Alexandria Mayor Charles E. Beatley Jr. yesterday issued a sharp protest to nearby Prince George's County, accusing its police recruiters of trying to lure black city policemen on their beats to better-paying jobs across the Potomac.

In a strongly worded letter to Prince George's County Executive Lawrence J. Hogan, Beatley threatened to cut off "intergovernmental cooperation," and warned Hogan not to look for "shortcuts in getting competent people on board."

"It's piracy on the highways," said one top Alexandria police officer. "We've got three black officers in the last two years because of the recruiters. If they worked for the Amry you wouldn't have to even consider restoring the draft."

Alexandria officials yesterday cited the case of one black officer who, they said, was approached by a Prince George's recruiter while the patrolman was at the scene of an accident, and asked if he would consider switching to the Prince George's force. The officer declined.

An aide to Hogan said yesterday the county executive has not received the letter and could not comment.

But the aide, Stephanie Bolick, added, "It's important to remember that we didn't kidnap anyone." She quoted Hogan as saying that the county police force, often criticized for poor relations with blacks in the past, "tries to attract the best possible candidates."

Other police departments in the Washington metropolitan area said yesterday they were either unaware or unsure of whether Prince George's recruiting efforts have extended to their jurisdictions."I know they've been here, but I don't know how or when," said a spokesman for the Fairfax County police force.

Prince George's, spurred by a 1976 Justice Department hiring discrimination suit, has sharply increased the number of black police recruits in recent year.

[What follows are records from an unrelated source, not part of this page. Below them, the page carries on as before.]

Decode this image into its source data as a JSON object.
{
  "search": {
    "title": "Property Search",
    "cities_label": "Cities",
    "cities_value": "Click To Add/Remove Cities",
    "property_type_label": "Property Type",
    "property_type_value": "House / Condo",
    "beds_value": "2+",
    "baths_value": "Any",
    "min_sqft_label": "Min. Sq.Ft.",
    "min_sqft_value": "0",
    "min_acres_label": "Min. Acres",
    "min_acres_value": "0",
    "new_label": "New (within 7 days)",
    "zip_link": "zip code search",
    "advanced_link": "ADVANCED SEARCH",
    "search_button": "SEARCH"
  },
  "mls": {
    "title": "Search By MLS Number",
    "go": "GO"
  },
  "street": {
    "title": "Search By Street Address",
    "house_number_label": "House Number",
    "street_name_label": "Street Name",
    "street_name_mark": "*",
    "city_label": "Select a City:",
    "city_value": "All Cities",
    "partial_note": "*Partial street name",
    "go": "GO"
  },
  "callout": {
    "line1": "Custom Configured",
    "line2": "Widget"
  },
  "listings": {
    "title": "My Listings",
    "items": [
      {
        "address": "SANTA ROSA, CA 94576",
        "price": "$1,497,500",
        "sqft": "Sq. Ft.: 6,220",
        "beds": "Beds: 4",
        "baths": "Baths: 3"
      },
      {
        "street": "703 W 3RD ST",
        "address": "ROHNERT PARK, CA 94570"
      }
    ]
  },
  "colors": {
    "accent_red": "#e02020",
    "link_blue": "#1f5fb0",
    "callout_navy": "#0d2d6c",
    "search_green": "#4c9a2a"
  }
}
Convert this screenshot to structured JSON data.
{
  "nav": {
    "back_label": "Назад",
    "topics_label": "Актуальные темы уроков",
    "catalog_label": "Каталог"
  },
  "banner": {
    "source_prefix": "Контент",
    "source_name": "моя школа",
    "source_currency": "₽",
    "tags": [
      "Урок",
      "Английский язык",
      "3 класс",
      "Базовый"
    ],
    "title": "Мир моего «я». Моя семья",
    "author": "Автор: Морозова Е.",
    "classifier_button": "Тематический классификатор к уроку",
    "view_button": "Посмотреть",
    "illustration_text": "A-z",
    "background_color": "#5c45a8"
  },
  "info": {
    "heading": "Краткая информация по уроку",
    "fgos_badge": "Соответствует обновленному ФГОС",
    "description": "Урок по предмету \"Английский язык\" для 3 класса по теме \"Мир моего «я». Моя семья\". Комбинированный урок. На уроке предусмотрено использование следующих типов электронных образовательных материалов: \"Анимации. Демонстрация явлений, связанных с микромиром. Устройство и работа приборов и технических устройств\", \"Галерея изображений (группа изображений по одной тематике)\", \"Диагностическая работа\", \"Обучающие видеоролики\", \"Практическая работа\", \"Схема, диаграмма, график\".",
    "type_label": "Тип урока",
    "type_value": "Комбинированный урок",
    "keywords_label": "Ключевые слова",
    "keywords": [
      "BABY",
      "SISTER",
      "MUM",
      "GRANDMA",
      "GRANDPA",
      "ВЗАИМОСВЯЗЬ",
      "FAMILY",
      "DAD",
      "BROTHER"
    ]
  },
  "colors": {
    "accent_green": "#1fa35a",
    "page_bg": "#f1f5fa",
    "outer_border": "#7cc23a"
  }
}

The suit, which was dropped in 1979, alleged that the average yearly incoming police class from 1970 to 1976 was only 3 percent black, although the county's population was 25 percent black.

Today, half of each new police class is back and the department as a whole is 11 percent black, according to county police officials, who acknowledged yesterday they have an "aggressive" minority recruiting policy.

"Well, I don't know if we ever had a recruiter talk to an Alexandria officer while he was at work," said deputy county police chief Rice Turner. "But if he did, I wouldn't have any problem with it. What we do isn't unethical. We tell people what we have to offer and if they want to join us, then fine."

It is not fine with Alexandria Police Chief Charles T. Strobel, who said he found attempts by Prince George's to "steal" black officers definitely unethical.

"If an officer leaves of his own volition, then that's the way the cookie crumbles," Strobel said. "But I'm very concerned when they send recruiters in."

Three black Alexandria officers have left to go to work for Prince George's in the past two years, and the city has lost another 25 for a variety of reasons, including pay, officials said.

The 228-member Alexandria force is 11 percent black, and the loss of the 28 officers has made it impossible for the city to increase that percentage, acording to Strobel. About one-third of Alexandria's population is black.

Among the attractions offered by Prince George's is starting salary of $14,726, almost $1,000 more than that in Alexandria. County officers also are allowed to drive police cruisers home from work, which was cited as an important factor by several police officers interviewed yesterday.

The county also offers a 10 percent pay increase to officers who have completed college, plus better retirement benefits than Alexandria's.

"We have a hard time matching their offer," Strobel said.

Attempts to reach Prince George's two full-time police recruiters were unsuccessful. "They're both out on the street recruiting," said a department spokesman.